Members of the state university Board of Governors hammered University of South Florida officials on Wednesday, a day before the board is expected to decide USF's request to increase its tuition.
They keyed in on USF's graduation rates, which one board member called "woefully short" and another called a "black mark," and suggested tying future tuition hikes to substantial improvements.
One questioned whether USF could meet its goal of boosting the six-year graduation rate from 52 percent to 65 percent.
Meeting in Orlando this week, the board is hearing from all the state universities about their accomplishments, goals and why they need more money. Several fielded tough questions on Tuesday and Wednesday about their performance.
While most of the universities are seeking approval for a 15 percent increase, USF is asking for 11 percent. The University of Florida is asking for 9 percent and Florida Gulf Coast is asking for 14 percent. The board is expected to decide today whether to accept the requests, deny them or recommend lower tuition rates.
Tuition is just a portion of what students pay. There are also fees, which are rising at a lower rate. That means the total bill for full-time undergraduates at USF will go up to $6,335 this school year, 9 percent more than last year.
The Board of Governors, which oversees the 12 state universities, began its meeting Tuesday fresh from a luncheon with Gov. Rick Scott, who is against tuition increases, even in the face of recurring state budget cuts to the universities.
USF's state funding has dropped by about 35 percent over the past five years. Tuition increases have offset but not made up for the loss, USF Board of Trustees Chairman John Ramil told the Board of Governors on Wednesday.
USF trustees had considered a 15 percent increase but trimmed that to 11 percent last week, saying students shouldn't bear the full burden of easing cuts imposed by the Legislature.
When lawmakers cut $300 million from the universities — $50 million from the USF three-campus system — they assumed that each would exercise its option set by state law to increase tuition by 15 percent.
An 11 percent tuition increase means that USF will have $4.5 million less than expected.
While USF's funding has dropped over the years, the university has still excelled, USF President Judy Genshaft told the board Wednesday.
It has surged in research, she said, and now ranks among the top 50 universities in the country in federal research funding.
It has developed specialties in diabetes, neurological disease and drug discovery, while garnering national recognition for its environmental sustainability and efforts to help veterans returning to college, Genshaft said.

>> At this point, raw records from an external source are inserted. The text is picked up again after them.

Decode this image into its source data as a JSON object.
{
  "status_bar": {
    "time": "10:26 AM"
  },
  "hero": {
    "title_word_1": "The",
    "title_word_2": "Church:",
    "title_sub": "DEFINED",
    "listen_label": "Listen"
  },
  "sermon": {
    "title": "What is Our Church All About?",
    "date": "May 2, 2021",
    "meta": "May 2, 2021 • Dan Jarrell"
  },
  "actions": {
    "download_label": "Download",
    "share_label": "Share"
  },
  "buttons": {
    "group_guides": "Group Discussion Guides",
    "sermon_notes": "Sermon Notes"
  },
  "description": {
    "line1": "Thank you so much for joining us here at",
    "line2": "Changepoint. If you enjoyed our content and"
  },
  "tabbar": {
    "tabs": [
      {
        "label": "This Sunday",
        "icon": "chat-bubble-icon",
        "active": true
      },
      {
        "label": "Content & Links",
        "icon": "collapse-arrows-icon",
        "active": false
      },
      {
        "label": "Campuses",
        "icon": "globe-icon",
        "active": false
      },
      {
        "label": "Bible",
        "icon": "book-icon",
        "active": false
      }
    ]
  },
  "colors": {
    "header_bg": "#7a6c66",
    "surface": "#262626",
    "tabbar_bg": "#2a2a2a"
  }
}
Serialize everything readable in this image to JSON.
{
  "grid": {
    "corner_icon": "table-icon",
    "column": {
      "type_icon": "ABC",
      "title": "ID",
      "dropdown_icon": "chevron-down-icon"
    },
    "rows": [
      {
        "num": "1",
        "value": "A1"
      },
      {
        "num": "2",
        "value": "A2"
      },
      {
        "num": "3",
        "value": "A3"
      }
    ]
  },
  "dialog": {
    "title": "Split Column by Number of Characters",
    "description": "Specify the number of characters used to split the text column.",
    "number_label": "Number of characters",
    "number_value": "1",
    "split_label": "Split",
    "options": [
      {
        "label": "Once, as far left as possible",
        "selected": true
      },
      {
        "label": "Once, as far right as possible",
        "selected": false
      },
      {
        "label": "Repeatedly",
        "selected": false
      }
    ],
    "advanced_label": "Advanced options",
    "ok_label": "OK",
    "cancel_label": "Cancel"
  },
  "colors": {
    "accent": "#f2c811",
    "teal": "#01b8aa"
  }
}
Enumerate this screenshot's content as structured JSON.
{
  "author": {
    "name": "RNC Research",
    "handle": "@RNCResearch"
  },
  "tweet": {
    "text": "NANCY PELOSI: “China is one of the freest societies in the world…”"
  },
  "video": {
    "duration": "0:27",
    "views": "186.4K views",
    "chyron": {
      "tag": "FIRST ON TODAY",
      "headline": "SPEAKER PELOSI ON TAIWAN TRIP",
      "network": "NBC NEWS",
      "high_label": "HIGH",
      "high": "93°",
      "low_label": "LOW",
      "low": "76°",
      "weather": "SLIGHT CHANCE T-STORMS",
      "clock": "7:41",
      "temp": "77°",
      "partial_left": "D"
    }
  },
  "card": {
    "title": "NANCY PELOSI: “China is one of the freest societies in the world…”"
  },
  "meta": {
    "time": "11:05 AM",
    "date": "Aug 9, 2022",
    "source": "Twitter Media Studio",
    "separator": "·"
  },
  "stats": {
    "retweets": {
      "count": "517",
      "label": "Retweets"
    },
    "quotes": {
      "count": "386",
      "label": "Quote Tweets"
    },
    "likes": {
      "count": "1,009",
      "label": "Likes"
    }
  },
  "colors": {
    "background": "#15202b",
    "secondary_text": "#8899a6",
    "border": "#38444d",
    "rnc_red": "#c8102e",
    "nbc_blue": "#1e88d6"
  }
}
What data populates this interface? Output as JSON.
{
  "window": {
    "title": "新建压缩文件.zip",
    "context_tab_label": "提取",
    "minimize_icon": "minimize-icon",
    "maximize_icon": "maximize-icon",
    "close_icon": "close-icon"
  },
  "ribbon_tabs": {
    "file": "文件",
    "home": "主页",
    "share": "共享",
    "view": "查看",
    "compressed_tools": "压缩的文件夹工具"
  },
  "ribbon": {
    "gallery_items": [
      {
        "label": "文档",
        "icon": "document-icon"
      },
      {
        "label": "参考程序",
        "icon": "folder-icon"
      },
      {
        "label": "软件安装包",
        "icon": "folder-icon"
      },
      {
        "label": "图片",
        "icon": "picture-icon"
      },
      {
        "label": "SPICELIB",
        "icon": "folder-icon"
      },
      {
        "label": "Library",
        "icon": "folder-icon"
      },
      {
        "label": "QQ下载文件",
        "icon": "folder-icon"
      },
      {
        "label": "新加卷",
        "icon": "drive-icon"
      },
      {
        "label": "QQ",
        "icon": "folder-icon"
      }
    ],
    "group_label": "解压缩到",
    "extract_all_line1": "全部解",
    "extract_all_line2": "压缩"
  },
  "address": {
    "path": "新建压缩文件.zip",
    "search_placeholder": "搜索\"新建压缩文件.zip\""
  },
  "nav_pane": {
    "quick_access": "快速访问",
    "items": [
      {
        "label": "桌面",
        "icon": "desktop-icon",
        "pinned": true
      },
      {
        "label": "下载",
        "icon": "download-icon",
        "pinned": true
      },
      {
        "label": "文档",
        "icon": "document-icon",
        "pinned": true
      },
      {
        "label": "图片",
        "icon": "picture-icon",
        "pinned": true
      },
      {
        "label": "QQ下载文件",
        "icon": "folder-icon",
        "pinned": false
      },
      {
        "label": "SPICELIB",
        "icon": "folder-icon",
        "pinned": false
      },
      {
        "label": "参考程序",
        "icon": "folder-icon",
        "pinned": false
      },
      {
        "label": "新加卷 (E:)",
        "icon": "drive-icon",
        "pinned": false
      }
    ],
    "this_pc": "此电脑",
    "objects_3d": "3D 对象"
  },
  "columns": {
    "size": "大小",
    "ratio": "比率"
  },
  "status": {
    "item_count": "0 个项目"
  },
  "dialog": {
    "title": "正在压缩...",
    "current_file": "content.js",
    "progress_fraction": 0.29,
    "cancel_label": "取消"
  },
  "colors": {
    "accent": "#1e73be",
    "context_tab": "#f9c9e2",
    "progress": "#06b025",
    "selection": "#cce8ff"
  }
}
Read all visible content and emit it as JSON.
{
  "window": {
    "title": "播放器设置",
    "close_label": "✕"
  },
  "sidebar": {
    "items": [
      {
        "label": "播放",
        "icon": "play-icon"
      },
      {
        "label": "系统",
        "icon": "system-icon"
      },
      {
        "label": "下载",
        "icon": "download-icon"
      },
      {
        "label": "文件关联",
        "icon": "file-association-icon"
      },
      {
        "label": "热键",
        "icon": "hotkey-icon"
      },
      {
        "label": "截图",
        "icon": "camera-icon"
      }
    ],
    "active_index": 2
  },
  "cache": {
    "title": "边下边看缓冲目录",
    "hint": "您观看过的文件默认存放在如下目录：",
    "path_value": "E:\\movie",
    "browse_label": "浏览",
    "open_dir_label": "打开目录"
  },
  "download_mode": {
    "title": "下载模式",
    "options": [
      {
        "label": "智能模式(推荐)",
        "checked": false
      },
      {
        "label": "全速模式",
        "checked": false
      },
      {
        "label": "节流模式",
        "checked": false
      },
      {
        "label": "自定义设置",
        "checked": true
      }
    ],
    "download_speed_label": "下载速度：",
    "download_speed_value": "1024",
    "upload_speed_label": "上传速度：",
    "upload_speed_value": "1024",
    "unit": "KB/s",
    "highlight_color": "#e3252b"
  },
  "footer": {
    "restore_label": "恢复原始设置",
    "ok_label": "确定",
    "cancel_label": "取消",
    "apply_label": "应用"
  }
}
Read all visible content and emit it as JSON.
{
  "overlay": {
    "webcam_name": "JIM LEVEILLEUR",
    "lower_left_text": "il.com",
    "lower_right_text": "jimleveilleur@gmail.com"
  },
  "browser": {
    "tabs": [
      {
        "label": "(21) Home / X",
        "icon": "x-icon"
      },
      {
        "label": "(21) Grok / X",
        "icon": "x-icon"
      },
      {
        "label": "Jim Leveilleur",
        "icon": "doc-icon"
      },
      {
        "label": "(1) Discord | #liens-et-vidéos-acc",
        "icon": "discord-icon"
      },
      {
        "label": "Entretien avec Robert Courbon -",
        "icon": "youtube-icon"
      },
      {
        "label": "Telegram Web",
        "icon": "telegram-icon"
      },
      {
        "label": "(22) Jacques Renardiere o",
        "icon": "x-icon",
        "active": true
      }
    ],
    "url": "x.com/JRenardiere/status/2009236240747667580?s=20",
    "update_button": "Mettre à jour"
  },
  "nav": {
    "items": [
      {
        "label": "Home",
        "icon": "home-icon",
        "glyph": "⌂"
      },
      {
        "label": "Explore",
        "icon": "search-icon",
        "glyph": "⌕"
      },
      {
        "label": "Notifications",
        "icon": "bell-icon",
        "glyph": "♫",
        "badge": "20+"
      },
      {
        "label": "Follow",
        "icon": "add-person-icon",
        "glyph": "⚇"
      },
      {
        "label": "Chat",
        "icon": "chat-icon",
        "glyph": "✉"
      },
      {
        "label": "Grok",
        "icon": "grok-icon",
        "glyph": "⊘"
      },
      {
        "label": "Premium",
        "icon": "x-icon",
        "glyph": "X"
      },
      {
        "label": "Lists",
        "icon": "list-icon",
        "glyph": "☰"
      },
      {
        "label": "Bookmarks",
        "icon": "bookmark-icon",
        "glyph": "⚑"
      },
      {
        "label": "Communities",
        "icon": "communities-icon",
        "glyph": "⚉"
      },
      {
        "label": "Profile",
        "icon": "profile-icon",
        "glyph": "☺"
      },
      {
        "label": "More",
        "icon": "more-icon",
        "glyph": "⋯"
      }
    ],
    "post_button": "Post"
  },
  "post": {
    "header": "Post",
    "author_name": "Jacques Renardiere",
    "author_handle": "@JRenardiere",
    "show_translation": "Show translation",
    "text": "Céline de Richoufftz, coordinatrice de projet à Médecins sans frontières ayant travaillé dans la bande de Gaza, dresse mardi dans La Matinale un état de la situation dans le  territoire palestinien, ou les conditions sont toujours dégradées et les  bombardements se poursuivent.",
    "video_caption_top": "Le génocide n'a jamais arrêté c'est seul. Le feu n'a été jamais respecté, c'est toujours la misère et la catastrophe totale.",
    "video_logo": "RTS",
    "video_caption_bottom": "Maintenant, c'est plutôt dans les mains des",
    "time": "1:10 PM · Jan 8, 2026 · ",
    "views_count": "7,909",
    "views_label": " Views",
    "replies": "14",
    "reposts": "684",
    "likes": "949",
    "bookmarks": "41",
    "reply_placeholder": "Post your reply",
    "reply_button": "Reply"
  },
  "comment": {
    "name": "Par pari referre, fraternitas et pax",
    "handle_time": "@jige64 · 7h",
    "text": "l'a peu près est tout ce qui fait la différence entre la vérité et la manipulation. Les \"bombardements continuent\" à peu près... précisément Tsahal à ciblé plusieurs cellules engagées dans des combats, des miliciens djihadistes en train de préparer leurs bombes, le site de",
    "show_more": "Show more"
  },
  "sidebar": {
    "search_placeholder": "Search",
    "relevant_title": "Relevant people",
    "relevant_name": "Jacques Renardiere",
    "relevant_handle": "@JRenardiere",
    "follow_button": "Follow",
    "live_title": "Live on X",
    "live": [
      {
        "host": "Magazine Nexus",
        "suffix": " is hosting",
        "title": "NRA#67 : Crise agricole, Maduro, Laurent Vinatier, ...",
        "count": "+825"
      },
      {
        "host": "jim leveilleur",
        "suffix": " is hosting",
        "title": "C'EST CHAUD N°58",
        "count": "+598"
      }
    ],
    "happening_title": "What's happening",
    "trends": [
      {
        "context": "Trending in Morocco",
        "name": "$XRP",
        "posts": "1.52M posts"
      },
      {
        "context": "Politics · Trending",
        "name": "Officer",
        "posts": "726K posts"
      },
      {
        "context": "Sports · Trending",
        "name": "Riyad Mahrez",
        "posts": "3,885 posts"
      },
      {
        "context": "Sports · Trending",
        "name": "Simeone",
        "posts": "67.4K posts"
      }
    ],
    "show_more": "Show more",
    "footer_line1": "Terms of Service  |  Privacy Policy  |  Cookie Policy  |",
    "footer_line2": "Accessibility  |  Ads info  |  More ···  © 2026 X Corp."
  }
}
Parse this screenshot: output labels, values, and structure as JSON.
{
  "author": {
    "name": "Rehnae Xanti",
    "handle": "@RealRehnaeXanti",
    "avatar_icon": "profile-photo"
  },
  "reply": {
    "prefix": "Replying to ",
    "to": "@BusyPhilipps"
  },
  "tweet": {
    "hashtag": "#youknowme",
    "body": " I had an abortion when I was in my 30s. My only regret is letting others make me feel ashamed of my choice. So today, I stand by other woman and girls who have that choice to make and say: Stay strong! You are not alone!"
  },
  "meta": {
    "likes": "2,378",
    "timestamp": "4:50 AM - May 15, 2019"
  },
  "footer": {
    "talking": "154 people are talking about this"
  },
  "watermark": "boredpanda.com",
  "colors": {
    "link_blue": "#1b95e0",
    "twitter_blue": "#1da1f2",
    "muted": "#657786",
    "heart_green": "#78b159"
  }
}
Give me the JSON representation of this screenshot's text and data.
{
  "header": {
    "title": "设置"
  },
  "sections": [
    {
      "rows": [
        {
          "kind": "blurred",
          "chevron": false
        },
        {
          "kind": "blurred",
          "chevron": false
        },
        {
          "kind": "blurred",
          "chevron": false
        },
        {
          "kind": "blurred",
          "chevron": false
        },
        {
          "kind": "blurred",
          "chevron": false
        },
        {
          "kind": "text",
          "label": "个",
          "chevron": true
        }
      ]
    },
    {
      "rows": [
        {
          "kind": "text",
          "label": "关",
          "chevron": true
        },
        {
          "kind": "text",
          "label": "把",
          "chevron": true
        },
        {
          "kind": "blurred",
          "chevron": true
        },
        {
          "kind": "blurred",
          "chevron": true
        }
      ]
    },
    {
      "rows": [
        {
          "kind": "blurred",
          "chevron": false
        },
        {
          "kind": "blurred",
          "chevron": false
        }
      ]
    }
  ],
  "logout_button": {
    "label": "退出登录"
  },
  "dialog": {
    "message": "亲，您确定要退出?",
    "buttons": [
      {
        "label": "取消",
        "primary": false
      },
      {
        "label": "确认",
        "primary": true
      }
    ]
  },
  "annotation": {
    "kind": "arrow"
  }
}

But it wasn't all good. Only about a third of USF students graduate four years after starting as freshmen. Only about half graduate in six years.
USF's goal, Genshaft said, was to increase the rates steadily every year so that by 2016, about two-thirds of its freshmen would be finished within six years.
Trustees leapt on the graduation numbers. The four-year number "is too low for a school of your caliber," said board chairman Dean Colson.
New board member Thomas Kuntz called graduation rates "woefully short" and asked how USF would meet its goal.
Provost Ralph Wilcox said it depended on the state and "the path it chooses to go down in investing in higher education."
Kuntz shot back, "I would not accept that. I think it's also significantly within your control, too."
Wilcox had explained earlier in the meeting that a lot of USF students are poor and the first in their families to go to college. Being unprepared, they often stumble, he said.
That spurred USF to double the number of advisers and set up a tighter system to track student progress, Wilcox said. The changes will start to show in the next couple of years as these students near graduation.
But Kuntz wasn't mollified.
"Other institutions are doing better and they have the same constraints," he said.
Another board member, Norm Tripp, used the high number of low-income students at USF as a point of criticism.
"You've got a population that is struggling … and you're coming in and asking us to increase the tuition that they pay," he said, disregarding USF's plans to spend 40 percent of the tuition increase on financial aid.
"I'm saying to you that I have a tough time approving more costs to that population with the reality of the economy," Tripp said.
One board member, however, tried to add perspective to Tripp's comments. Tico Perez, who will lead the committee discussing tuition requests today, said that federal, state and local financial aid covers college costs for most low-income students.
"That should give us some comfort," he said.